Boggle gives you 3 minutes to find as many words (3 letters or more) as you can in a grid of 16 letters. You can also try the grid of 16 letters. Letters must be adjacent and longer words score better. See if you can get into the grid Hall of Fame !
Change the target language to find translations.
Tips: browse the semantic fields (see From ideas to words) in two languages to learn more.
||This article needs additional citations for verification. (December 2011)|
|Senator for Kingston-Frontenac-Leeds, Ontario|
August 2, 2005
|Appointed by||Paul Martin|
|Born||October 13, 1950|
Hugh Segal, CM (born October 13, 1950) is a Canadian senator, political strategist, author, and commentator. Segal is credited with helping Stephen Harper become Prime Minister by moderating his image.
Segal's political career dates back decades. He was inspired by a visit by Prime Minister John Diefenbaker to his Montreal High School the early 1960s. Segal is a graduate of the University of Ottawa. He was an aide to federal Progressive Conservative Leader of the Opposition Robert Stanfield in the early 1970s, while still a university student. At age 21, he was an unsuccessful candidate in Ottawa Centre for the Canadian House of Commons in the 1972 general election. He was defeated again in 1974.
As a member of the Big Blue Machine, Segal was a senior aide to Ontario Progressive Conservative Premier Bill Davis in the 1970s and 1980s and was named Deputy Minister at age 29. From 1992 to 1993 he was Chief of Staff to Prime Minister Brian Mulroney.
In the 1980s and 1990s, Segal became well known for his wit and exuberance as a television pundit and newspaper columnist. In the private sector, Segal has been an executive in the advertising, brewing, and financial services industries.
Segal espouses a moderate brand of conservatism that has little in common with British Thatcherism or U.S. Neo-Conservatism. He is a Red Tory in the tradition of Benjamin Disraeli and Sir John A. Macdonald. This political philosophy stresses the common good and promotes social harmony between classes. It is often associated with One Nation Conservatism. The focus is on order, good government and mutual responsibility. Individual rights and personal freedom are not considered absolute. In his book Beyond Greed: A Traditional Conservative Confronts Neo-Conservative Excess (Toronto: Stoddart, 1997), Segal sought to distinguish what he called “traditional” conservatives from neo-conservatives, notably those in the United States.
In an earlier book, his 1996 memoir No Surrender (page 225) Segal wrote: "Progressive Conservatives cannot embrace the nihilistic defeatism that masquerades as a neo-conservative polemic in support of individual freedom and disengagement." He went on to deplore "American fast-food conservatism." In a speech to the National Press Club on June 21, 1995, Segal referred to the "selfish and directionless nature of the American revolution -- which was more about self-interest, mercantile opportunity, and who collected what tax than it was about tolerance or freedom."
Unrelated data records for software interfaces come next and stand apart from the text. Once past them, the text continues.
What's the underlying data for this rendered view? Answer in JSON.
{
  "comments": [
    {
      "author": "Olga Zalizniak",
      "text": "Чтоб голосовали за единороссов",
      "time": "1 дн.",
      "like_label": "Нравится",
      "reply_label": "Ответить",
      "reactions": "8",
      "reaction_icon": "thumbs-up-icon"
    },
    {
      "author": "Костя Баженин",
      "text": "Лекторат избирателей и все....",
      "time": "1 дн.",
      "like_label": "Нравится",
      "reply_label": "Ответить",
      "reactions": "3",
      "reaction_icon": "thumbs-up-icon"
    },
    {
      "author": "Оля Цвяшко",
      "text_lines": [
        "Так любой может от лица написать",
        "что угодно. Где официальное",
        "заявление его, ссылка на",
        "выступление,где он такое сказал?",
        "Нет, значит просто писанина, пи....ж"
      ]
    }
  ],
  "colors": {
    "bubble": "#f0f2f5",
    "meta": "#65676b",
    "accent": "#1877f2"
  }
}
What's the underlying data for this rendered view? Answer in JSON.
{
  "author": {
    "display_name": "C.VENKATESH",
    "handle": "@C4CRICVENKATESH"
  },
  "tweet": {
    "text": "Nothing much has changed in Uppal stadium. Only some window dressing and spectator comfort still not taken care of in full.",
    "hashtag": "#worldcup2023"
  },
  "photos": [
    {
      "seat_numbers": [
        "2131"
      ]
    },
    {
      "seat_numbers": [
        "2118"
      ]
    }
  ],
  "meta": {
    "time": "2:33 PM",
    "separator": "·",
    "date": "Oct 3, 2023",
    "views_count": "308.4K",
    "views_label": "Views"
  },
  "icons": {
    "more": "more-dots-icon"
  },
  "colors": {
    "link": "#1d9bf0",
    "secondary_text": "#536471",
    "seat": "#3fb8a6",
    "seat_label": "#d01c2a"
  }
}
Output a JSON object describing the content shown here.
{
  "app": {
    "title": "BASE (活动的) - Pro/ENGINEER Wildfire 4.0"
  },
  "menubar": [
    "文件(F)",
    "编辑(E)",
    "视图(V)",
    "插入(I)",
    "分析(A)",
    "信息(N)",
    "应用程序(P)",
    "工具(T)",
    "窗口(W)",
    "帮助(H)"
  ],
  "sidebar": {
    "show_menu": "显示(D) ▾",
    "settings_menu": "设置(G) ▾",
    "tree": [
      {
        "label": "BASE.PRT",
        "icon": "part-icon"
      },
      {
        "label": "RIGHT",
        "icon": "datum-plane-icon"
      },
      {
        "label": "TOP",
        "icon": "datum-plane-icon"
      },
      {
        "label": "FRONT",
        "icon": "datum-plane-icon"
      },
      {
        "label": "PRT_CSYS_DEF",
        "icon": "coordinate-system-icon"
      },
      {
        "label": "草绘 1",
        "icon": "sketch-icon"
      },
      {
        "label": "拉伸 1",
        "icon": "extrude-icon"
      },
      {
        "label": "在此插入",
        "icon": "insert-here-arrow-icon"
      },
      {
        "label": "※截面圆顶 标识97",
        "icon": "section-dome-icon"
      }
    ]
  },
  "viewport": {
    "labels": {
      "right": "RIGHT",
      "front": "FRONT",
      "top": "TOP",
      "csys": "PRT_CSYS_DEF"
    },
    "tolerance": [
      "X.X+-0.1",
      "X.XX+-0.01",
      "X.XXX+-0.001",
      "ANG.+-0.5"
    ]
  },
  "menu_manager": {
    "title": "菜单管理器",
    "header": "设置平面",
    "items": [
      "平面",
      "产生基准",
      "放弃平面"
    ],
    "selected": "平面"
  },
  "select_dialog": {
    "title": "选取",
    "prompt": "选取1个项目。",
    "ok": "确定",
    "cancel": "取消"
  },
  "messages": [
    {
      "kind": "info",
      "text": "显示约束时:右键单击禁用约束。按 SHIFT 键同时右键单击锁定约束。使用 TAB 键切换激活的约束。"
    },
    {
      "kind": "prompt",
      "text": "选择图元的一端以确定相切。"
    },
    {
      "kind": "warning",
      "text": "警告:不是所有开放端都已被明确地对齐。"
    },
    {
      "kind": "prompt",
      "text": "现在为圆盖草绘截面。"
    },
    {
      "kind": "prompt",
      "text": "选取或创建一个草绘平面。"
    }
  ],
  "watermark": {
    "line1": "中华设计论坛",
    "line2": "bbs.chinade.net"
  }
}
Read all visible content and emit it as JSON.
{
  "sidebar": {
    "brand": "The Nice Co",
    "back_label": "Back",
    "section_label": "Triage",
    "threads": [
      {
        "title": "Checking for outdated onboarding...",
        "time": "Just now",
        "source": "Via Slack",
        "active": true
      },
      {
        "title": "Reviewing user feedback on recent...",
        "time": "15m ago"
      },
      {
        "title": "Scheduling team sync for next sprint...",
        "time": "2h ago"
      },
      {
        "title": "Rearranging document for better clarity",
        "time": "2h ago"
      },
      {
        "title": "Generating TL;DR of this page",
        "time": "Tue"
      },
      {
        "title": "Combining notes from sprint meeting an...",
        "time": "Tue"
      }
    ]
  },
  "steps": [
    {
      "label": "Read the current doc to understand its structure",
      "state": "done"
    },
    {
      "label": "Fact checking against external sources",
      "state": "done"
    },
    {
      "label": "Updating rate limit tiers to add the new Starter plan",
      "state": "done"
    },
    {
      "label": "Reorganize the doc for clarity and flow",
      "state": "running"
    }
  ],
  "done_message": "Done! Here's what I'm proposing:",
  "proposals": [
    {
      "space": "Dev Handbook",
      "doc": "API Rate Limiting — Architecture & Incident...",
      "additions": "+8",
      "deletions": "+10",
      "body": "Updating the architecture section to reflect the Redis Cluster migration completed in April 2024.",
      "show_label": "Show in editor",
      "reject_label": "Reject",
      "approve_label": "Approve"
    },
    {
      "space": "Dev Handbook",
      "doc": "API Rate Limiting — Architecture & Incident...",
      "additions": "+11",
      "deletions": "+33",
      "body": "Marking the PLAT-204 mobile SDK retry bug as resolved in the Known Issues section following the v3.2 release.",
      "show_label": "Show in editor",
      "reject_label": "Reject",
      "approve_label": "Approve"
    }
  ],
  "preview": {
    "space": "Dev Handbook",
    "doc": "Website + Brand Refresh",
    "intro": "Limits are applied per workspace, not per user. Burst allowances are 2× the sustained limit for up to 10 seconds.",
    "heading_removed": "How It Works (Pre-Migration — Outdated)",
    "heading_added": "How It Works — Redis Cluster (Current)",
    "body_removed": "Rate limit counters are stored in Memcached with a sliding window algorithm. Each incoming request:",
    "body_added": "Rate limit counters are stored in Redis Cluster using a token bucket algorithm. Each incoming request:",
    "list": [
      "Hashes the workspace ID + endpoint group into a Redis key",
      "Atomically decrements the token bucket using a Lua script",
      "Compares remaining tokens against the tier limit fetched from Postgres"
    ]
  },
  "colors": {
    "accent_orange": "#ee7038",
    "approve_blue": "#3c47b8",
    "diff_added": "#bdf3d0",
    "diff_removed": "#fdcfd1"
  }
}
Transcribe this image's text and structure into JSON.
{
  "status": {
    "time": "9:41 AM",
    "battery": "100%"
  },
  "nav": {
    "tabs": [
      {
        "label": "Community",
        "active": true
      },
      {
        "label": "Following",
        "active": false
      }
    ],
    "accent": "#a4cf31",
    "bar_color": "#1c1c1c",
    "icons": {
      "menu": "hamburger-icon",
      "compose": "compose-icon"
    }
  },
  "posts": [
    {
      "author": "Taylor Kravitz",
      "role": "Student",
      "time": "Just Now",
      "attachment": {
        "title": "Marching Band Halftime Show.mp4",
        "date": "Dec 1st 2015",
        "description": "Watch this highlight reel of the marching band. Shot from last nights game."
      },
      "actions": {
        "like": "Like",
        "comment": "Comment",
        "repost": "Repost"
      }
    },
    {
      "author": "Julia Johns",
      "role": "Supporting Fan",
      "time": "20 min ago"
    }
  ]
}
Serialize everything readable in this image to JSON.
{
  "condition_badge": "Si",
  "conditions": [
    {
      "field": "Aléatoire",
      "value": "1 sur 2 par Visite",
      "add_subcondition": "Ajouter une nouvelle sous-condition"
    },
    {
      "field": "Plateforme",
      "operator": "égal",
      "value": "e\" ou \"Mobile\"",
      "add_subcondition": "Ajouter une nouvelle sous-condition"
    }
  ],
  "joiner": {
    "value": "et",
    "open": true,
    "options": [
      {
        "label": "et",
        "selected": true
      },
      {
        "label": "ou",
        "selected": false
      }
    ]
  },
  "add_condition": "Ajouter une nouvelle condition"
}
Segal opposed on civil liberties grounds the imposition of the War Measures Act by Prime Minister Pierre Trudeau in the October Crisis of 1970. He favours strengthening Canada's military and encouraging investment, while maintaining a strong social safety net. His 1998 proposal to reduce Canada's Goods and Services Tax from 7% to 6% (and then 5%) was adopted by Stephen Harper and the Conservative Party in 2005. During his leadership campaign he stated his support for capital punishment. Segal's most recent book is The Long Road Back: The Conservative Journey, 1993-2006 (Toronto: HarperCollins, 2006).
He was the chairman of the Senate Foreign Affairs Committee until he "reluctantly" agreed to resign on the request of the government who reportedly wished to appoint a more ideologically conservative Senator to the role after the committee issued a report critical of the Conservative government's foreign aid policy. Segal insisted however that the move was an administrative one. Segal is currently the Chair of the Special Senate Committee on Anti-Terrorism.
On July 7, 2010, he was appointed to the Commonwealth Eminent Persons Group (EPG) by Secretary General Kamalesh Sharma. The group's mandate is to set out decisive recommendations on how to strengthen the Commonwealth and fulfill its potential in the 21st century. In December 2011 the federal government appointed him special envoy to the Commonwealth with the task of convincing individual countries to sign on to the EPG's 106 recommendations.
He is the brother of corporate executive Brian Segal and artist Seymour Segal. He is married to Donna Armstrong Segal, a former Ontario Ministry of Health executive. They have one daughter, Jacqueline.
Segal lives in Kingston, Ontario, and is a faculty member in Queen's University's School of Policy Studies and has also taught at the university's the School of Business/ He served as President of The Institute for Research on Public Policy, a Montreal think tank, from 1999 to 2006.
Isobel Finnerty, Liberal
|Senator from Ontario